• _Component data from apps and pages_

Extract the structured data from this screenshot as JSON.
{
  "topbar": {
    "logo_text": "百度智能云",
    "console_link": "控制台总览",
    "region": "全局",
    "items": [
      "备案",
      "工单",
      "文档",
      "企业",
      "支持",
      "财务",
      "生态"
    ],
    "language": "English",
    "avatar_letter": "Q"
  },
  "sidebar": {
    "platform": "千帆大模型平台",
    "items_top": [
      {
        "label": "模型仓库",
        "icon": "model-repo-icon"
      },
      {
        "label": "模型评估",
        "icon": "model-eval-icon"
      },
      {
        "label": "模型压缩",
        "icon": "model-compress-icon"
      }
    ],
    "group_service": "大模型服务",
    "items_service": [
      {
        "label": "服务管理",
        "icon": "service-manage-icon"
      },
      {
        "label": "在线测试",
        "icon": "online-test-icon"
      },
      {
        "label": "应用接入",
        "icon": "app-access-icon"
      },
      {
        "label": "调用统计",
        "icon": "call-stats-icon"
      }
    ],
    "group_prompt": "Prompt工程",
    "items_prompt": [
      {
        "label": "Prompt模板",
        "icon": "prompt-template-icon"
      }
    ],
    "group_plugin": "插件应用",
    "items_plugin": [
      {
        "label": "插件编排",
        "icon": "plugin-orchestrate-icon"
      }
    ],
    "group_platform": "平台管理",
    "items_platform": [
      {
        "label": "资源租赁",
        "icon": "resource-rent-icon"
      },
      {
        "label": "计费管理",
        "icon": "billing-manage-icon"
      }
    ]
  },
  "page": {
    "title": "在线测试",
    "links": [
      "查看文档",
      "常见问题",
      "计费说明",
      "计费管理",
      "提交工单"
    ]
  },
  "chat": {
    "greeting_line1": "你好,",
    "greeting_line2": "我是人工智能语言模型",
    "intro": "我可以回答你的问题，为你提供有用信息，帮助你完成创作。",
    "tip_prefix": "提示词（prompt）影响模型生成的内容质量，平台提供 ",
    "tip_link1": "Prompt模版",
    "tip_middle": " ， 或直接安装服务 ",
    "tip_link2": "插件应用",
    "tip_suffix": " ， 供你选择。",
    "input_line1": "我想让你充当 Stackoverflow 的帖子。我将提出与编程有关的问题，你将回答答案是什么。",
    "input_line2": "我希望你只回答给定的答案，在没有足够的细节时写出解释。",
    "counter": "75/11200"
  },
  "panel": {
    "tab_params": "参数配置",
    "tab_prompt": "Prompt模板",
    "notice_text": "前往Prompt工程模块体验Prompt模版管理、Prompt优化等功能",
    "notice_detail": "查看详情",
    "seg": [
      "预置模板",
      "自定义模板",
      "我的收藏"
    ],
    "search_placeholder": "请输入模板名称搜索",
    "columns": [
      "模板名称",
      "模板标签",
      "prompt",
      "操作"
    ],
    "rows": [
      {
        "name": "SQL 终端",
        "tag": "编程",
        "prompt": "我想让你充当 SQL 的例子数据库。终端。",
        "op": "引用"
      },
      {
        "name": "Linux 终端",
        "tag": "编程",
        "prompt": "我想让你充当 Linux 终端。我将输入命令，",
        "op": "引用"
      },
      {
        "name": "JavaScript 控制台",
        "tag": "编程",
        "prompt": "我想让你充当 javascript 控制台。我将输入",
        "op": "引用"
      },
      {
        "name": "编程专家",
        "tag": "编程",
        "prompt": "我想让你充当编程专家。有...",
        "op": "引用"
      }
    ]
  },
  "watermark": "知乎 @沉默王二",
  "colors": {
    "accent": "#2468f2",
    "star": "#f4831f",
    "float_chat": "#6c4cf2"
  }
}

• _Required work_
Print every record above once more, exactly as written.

• _Response area_
Extract the structured data from this screenshot as JSON.
{
  "topbar": {
    "logo_text": "百度智能云",
    "console_link": "控制台总览",
    "region": "全局",
    "items": [
      "备案",
      "工单",
      "文档",
      "企业",
      "支持",
      "财务",
      "生态"
    ],
    "language": "English",
    "avatar_letter": "Q"
  },
  "sidebar": {
    "platform": "千帆大模型平台",
    "items_top": [
      {
        "label": "模型仓库",
        "icon": "model-repo-icon"
      },
      {
        "label": "模型评估",
        "icon": "model-eval-icon"
      },
      {
        "label": "模型压缩",
        "icon": "model-compress-icon"
      }
    ],
    "group_service": "大模型服务",
    "items_service": [
      {
        "label": "服务管理",
        "icon": "service-manage-icon"
      },
      {
        "label": "在线测试",
        "icon": "online-test-icon"
      },
      {
        "label": "应用接入",
        "icon": "app-access-icon"
      },
      {
        "label": "调用统计",
        "icon": "call-stats-icon"
      }
    ],
    "group_prompt": "Prompt工程",
    "items_prompt": [
      {
        "label": "Prompt模板",
        "icon": "prompt-template-icon"
      }
    ],
    "group_plugin": "插件应用",
    "items_plugin": [
      {
        "label": "插件编排",
        "icon": "plugin-orchestrate-icon"
      }
    ],
    "group_platform": "平台管理",
    "items_platform": [
      {
        "label": "资源租赁",
        "icon": "resource-rent-icon"
      },
      {
        "label": "计费管理",
        "icon": "billing-manage-icon"
      }
    ]
  },
  "page": {
    "title": "在线测试",
    "links": [
      "查看文档",
      "常见问题",
      "计费说明",
      "计费管理",
      "提交工单"
    ]
  },
  "chat": {
    "greeting_line1": "你好,",
    "greeting_line2": "我是人工智能语言模型",
    "intro": "我可以回答你的问题，为你提供有用信息，帮助你完成创作。",
    "tip_prefix": "提示词（prompt）影响模型生成的内容质量，平台提供 ",
    "tip_link1": "Prompt模版",
    "tip_middle": " ， 或直接安装服务 ",
    "tip_link2": "插件应用",
    "tip_suffix": " ， 供你选择。",
    "input_line1": "我想让你充当 Stackoverflow 的帖子。我将提出与编程有关的问题，你将回答答案是什么。",
    "input_line2": "我希望你只回答给定的答案，在没有足够的细节时写出解释。",
    "counter": "75/11200"
  },
  "panel": {
    "tab_params": "参数配置",
    "tab_prompt": "Prompt模板",
    "notice_text": "前往Prompt工程模块体验Prompt模版管理、Prompt优化等功能",
    "notice_detail": "查看详情",
    "seg": [
      "预置模板",
      "自定义模板",
      "我的收藏"
    ],
    "search_placeholder": "请输入模板名称搜索",
    "columns": [
      "模板名称",
      "模板标签",
      "prompt",
      "操作"
    ],
    "rows": [
      {
        "name": "SQL 终端",
        "tag": "编程",
        "prompt": "我想让你充当 SQL 的例子数据库。终端。",
        "op": "引用"
      },
      {
        "name": "Linux 终端",
        "tag": "编程",
        "prompt": "我想让你充当 Linux 终端。我将输入命令，",
        "op": "引用"
      },
      {
        "name": "JavaScript 控制台",
        "tag": "编程",
        "prompt": "我想让你充当 javascript 控制台。我将输入",
        "op": "引用"
      },
      {
        "name": "编程专家",
        "tag": "编程",
        "prompt": "我想让你充当编程专家。有...",
        "op": "引用"
      }
    ]
  },
  "watermark": "知乎 @沉默王二",
  "colors": {
    "accent": "#2468f2",
    "star": "#f4831f",
    "float_chat": "#6c4cf2"
  }
}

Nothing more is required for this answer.